The powers of technology giants like Facebook owner Meta, Google, Amazon and Apple could be severely curbed as the European Union Council and European Parliament have reached a provisional political agreement on the landmark Digital Markets Act (DMA).

The DMA, the process for which began some 16 months ago, defines clear rules governing large online platforms and aims to ensure that no large online platform that acts as a gatekeeper for a large number of users abuses its position to the detriment of other companies wishing to access such users.

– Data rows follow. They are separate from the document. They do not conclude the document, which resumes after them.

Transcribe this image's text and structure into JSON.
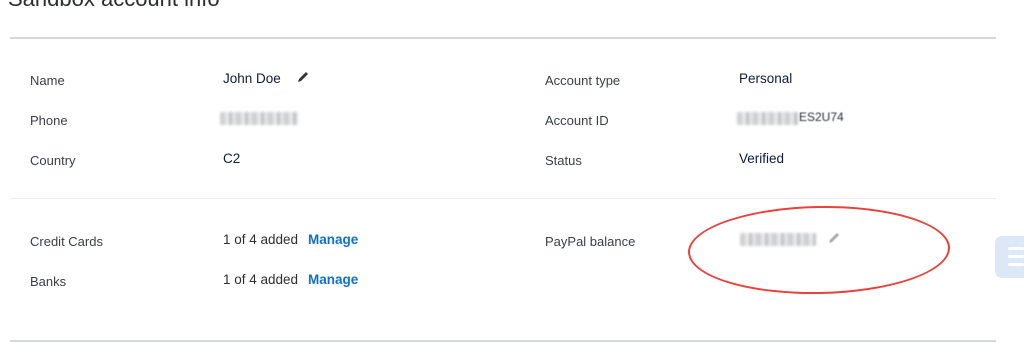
{
  "page": {
    "title": "Sandbox account info"
  },
  "profile": {
    "name_label": "Name",
    "name_value": "John Doe",
    "phone_label": "Phone",
    "country_label": "Country",
    "country_value": "C2",
    "account_type_label": "Account type",
    "account_type_value": "Personal",
    "account_id_label": "Account ID",
    "account_id_visible": "ES2U74",
    "status_label": "Status",
    "status_value": "Verified"
  },
  "funding": {
    "credit_cards_label": "Credit Cards",
    "credit_cards_value": "1 of 4 added",
    "banks_label": "Banks",
    "banks_value": "1 of 4 added",
    "manage_label": "Manage",
    "balance_label": "PayPal balance"
  },
  "colors": {
    "link": "#1070c9",
    "annotation": "#e8423a",
    "text": "#0b1d3a"
  }
}
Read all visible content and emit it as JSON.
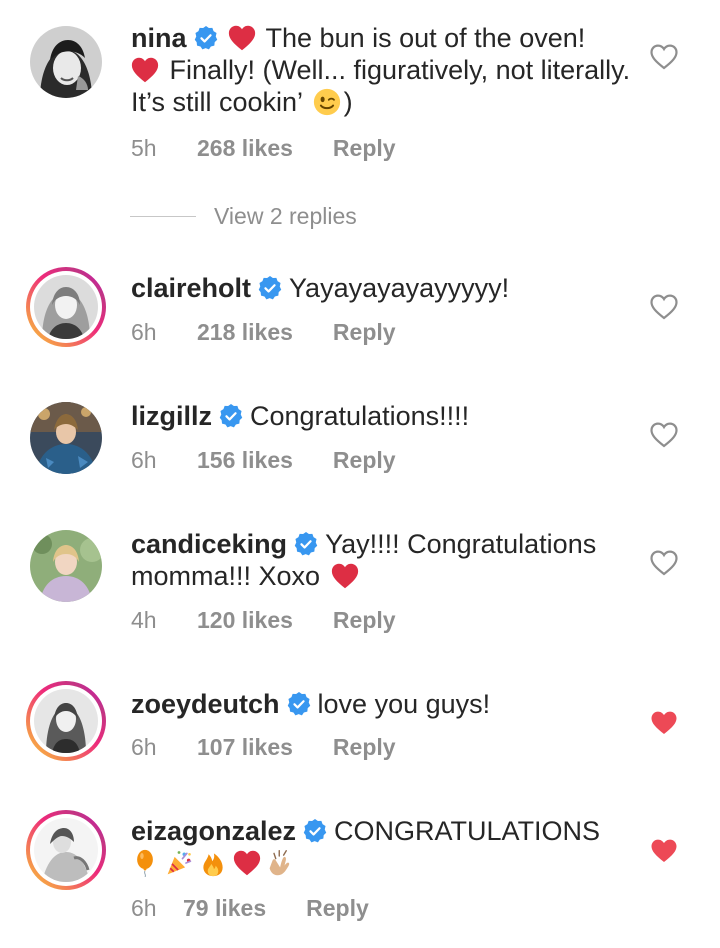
{
  "comments": [
    {
      "username": "nina",
      "text_parts": [
        "The bun is out of the oven!",
        "Finally! (Well... figuratively, not literally. It’s still cookin’",
        ")"
      ],
      "time": "5h",
      "likes": "268 likes",
      "reply": "Reply",
      "liked": false
    },
    {
      "username": "claireholt",
      "text_parts": [
        "Yayayayayayyyyy!"
      ],
      "time": "6h",
      "likes": "218 likes",
      "reply": "Reply",
      "liked": false
    },
    {
      "username": "lizgillz",
      "text_parts": [
        "Congratulations!!!!"
      ],
      "time": "6h",
      "likes": "156 likes",
      "reply": "Reply",
      "liked": false
    },
    {
      "username": "candiceking",
      "text_parts": [
        "Yay!!!! Congratulations",
        "momma!!! Xoxo"
      ],
      "time": "4h",
      "likes": "120 likes",
      "reply": "Reply",
      "liked": false
    },
    {
      "username": "zoeydeutch",
      "text_parts": [
        "love you guys!"
      ],
      "time": "6h",
      "likes": "107 likes",
      "reply": "Reply",
      "liked": true
    },
    {
      "username": "eizagonzalez",
      "text_parts": [
        "CONGRATULATIONS"
      ],
      "time": "6h",
      "likes": "79 likes",
      "reply": "Reply",
      "liked": true
    }
  ],
  "view_replies": "View 2 replies",
  "colors": {
    "text": "#262626",
    "muted": "#8e8e8e",
    "verified": "#3897f0",
    "liked_heart": "#ed4956",
    "story_ring": [
      "#f9ce34",
      "#ee2a7b",
      "#c13584"
    ]
  },
  "icons": {
    "verified": "verified-badge-icon",
    "heart": "heart-icon",
    "emoji": [
      "red-heart-emoji",
      "winking-face-emoji",
      "balloon-emoji",
      "party-popper-emoji",
      "fire-emoji",
      "clapping-hands-emoji"
    ]
  }
}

For a platform to qualify as a gatekeeper, it must either have had annual revenue of at least €7.5 billion ($8.2 billion) within the European Union (EU) in the past three years or have a market valuation of at least €75 billion ($82 billion), and it must have at least 45 million monthly users and at least 10,000 business users established in the EU.

Big Tech firms deemed “gatekeepers” can no longer rank their own products or services higher than those of others; reuse private data collected during a service for the purposes of another service; establish unfair conditions for business users; pre-install certain software applications; or require app developers to use certain services like payment systems or identity providers in order to be listed in app stores.

If a gatekeeper violates the rules laid down in the legislation, it risks a fine of up to 10% of its total worldwide revenue. For a repeat offense, a fine of up to 20% of worldwide turnover may be imposed. Under the new rules, if a gatekeeper violates the rules at least three times in eight years, the European Commission can open a market investigation and impose behavioral or structural remedies. To make sure that gatekeepers do not undermine the rules set out in the DMA, the regulation also enforces anti-circumvention provisions.

The wording of the DMA is being finalized and is subject to approval by the Council and the European Parliament. This is expected to be a formality — and the DMA is likely to become law by October of this year. The European Commission will be the sole enforcer of the regulation.

Economic concerns deriving from a gatekeeper’s data collection will be addressed in the DMA and wider societal concerns will be tackled in the separate Digital Services Act, a decision on which is expected shortly.

Addressing the Commission on Friday, commissioner for competition and executive VP Margrethe Vestager, said: “Over these years as commissioner for competition, complaints have been coming through our doors. We had not one, not two, but three Google cases. We are now on the fourth. We had two Amazon cases before; we now have two open Amazon cases again. We have three Apple cases; we have a Facebook case. We have seen what can happen in a marketplace and we see the changes in the specifics in every case.”

She continued, “The thing is that what we have learnt over these years is that we can correct in specific cases, we can punish illegal behavior, but when things become systematic, then we need regulation as well. If there is a systemic misbehavior, then we need regulation to come in.”

“Without enforcement, there is no real change on the ground,” Vestager added.

Meanwhile, a broad coalition from the European media sector, including public and commercial broadcasters, radio and the press, has welcomed the agreement. Grégoire Polad, on behalf of the coalition, said: “Targeting the regulation to genuine gatekeepers is the right approach. This is good for business and innovation, but also good for democracy as harmful practices by the gatekeepers will no longer be tolerated, ensuring Europe’s rich and diverse media can flourish on a more equal footing.”

“We expect big tech to start complying with the new rules as soon as possible and we encourage the European Commission to proceed on the enforcement phase of the regulation,” Polad added.